TASK REQUIREMENTS ::
Reproduce the records without their pictures, keeping every word as it is.

RECORDED INFORMATION ::
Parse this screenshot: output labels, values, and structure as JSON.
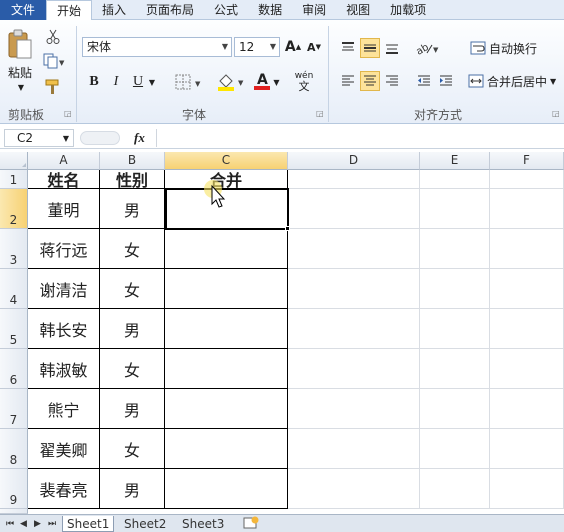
{
  "ribbon_tabs": [
    "文件",
    "开始",
    "插入",
    "页面布局",
    "公式",
    "数据",
    "审阅",
    "视图",
    "加载项"
  ],
  "clipboard": {
    "paste_label": "粘贴",
    "group_label": "剪贴板"
  },
  "font": {
    "name": "宋体",
    "size": "12",
    "group_label": "字体",
    "bold": "B",
    "italic": "I",
    "underline": "U",
    "font_color_letter": "A",
    "phonetic": "wén"
  },
  "align": {
    "wrap_label": "自动换行",
    "merge_label": "合并后居中",
    "group_label": "对齐方式"
  },
  "formula_bar": {
    "name_box": "C2",
    "fx": "fx",
    "value": ""
  },
  "columns": [
    "A",
    "B",
    "C",
    "D",
    "E",
    "F"
  ],
  "rows": [
    {
      "num": "1",
      "name": "姓名",
      "gender": "性别",
      "merge": "合并"
    },
    {
      "num": "2",
      "name": "董明",
      "gender": "男",
      "merge": ""
    },
    {
      "num": "3",
      "name": "蒋行远",
      "gender": "女",
      "merge": ""
    },
    {
      "num": "4",
      "name": "谢清洁",
      "gender": "女",
      "merge": ""
    },
    {
      "num": "5",
      "name": "韩长安",
      "gender": "男",
      "merge": ""
    },
    {
      "num": "6",
      "name": "韩淑敏",
      "gender": "女",
      "merge": ""
    },
    {
      "num": "7",
      "name": "熊宁",
      "gender": "男",
      "merge": ""
    },
    {
      "num": "8",
      "name": "翟美卿",
      "gender": "女",
      "merge": ""
    },
    {
      "num": "9",
      "name": "裴春亮",
      "gender": "男",
      "merge": ""
    }
  ],
  "sheets": [
    "Sheet1",
    "Sheet2",
    "Sheet3"
  ],
  "colors": {
    "file_tab": "#2a5ca8",
    "selection_header": "#f7d173",
    "selected_button": "#fde39a"
  }
}
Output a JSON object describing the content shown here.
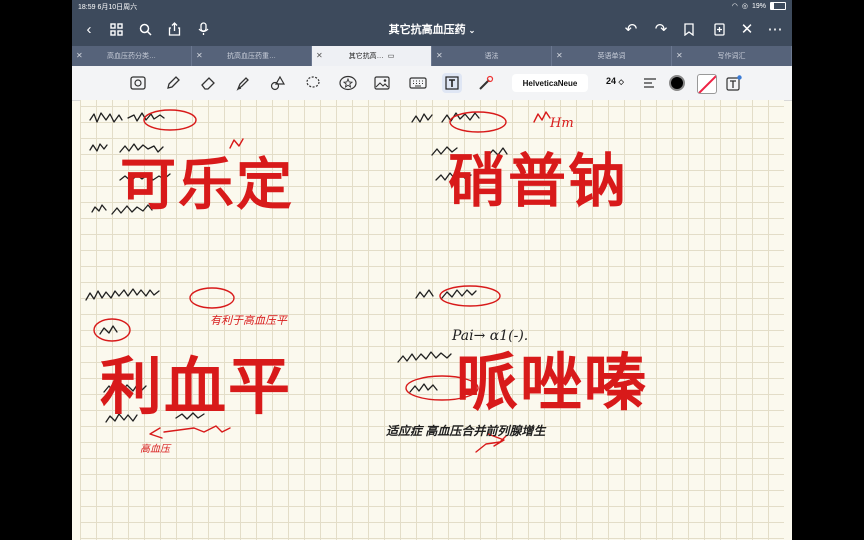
{
  "status_bar": {
    "time_date": "18:59  6月10日周六",
    "battery": "19%",
    "battery_level": 0.19
  },
  "navbar": {
    "title": "其它抗高血压药"
  },
  "tabs": [
    {
      "label": "高血压药分类…"
    },
    {
      "label": "抗高血压药重…"
    },
    {
      "label": "其它抗高…",
      "active": true
    },
    {
      "label": "语法"
    },
    {
      "label": "英语单词"
    },
    {
      "label": "写作词汇"
    }
  ],
  "toolbar": {
    "font_name": "HelveticaNeue",
    "font_size": "24",
    "text_color": "#000000"
  },
  "notes": {
    "q1_big": "可乐定",
    "q2_big": "硝普钠",
    "q3_big": "利血平",
    "q4_big": "哌唑嗪",
    "hw_en": "Hm",
    "hw_pai": "Pai→ α1(-).",
    "hw_side": "有利于高血压平",
    "hw_low": "高血压",
    "hw_bottom": "适应症 高血压合并前列腺增生"
  },
  "colors": {
    "chrome": "#3d4a5c",
    "ink_red": "#d81a1a",
    "paper": "#fbf9ee"
  }
}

ANSWER BOX ::
Parse this screenshot: output labels, values, and structure as JSON.
{
  "ribbon_tabs": [
    "文件",
    "开始",
    "插入",
    "页面布局",
    "公式",
    "数据",
    "审阅",
    "视图",
    "加载项"
  ],
  "clipboard": {
    "paste_label": "粘贴",
    "group_label": "剪贴板"
  },
  "font": {
    "name": "宋体",
    "size": "12",
    "group_label": "字体",
    "bold": "B",
    "italic": "I",
    "underline": "U",
    "font_color_letter": "A",
    "phonetic": "wén"
  },
  "align": {
    "wrap_label": "自动换行",
    "merge_label": "合并后居中",
    "group_label": "对齐方式"
  },
  "formula_bar": {
    "name_box": "C2",
    "fx": "fx",
    "value": ""
  },
  "columns": [
    "A",
    "B",
    "C",
    "D",
    "E",
    "F"
  ],
  "rows": [
    {
      "num": "1",
      "name": "姓名",
      "gender": "性别",
      "merge": "合并"
    },
    {
      "num": "2",
      "name": "董明",
      "gender": "男",
      "merge": ""
    },
    {
      "num": "3",
      "name": "蒋行远",
      "gender": "女",
      "merge": ""
    },
    {
      "num": "4",
      "name": "谢清洁",
      "gender": "女",
      "merge": ""
    },
    {
      "num": "5",
      "name": "韩长安",
      "gender": "男",
      "merge": ""
    },
    {
      "num": "6",
      "name": "韩淑敏",
      "gender": "女",
      "merge": ""
    },
    {
      "num": "7",
      "name": "熊宁",
      "gender": "男",
      "merge": ""
    },
    {
      "num": "8",
      "name": "翟美卿",
      "gender": "女",
      "merge": ""
    },
    {
      "num": "9",
      "name": "裴春亮",
      "gender": "男",
      "merge": ""
    }
  ],
  "sheets": [
    "Sheet1",
    "Sheet2",
    "Sheet3"
  ],
  "colors": {
    "file_tab": "#2a5ca8",
    "selection_header": "#f7d173",
    "selected_button": "#fde39a"
  }
}
Output a JSON object describing the content shown here.
{
  "status_bar": {
    "time_date": "18:59  6月10日周六",
    "battery": "19%",
    "battery_level": 0.19
  },
  "navbar": {
    "title": "其它抗高血压药"
  },
  "tabs": [
    {
      "label": "高血压药分类…"
    },
    {
      "label": "抗高血压药重…"
    },
    {
      "label": "其它抗高…",
      "active": true
    },
    {
      "label": "语法"
    },
    {
      "label": "英语单词"
    },
    {
      "label": "写作词汇"
    }
  ],
  "toolbar": {
    "font_name": "HelveticaNeue",
    "font_size": "24",
    "text_color": "#000000"
  },
  "notes": {
    "q1_big": "可乐定",
    "q2_big": "硝普钠",
    "q3_big": "利血平",
    "q4_big": "哌唑嗪",
    "hw_en": "Hm",
    "hw_pai": "Pai→ α1(-).",
    "hw_side": "有利于高血压平",
    "hw_low": "高血压",
    "hw_bottom": "适应症 高血压合并前列腺增生"
  },
  "colors": {
    "chrome": "#3d4a5c",
    "ink_red": "#d81a1a",
    "paper": "#fbf9ee"
  }
}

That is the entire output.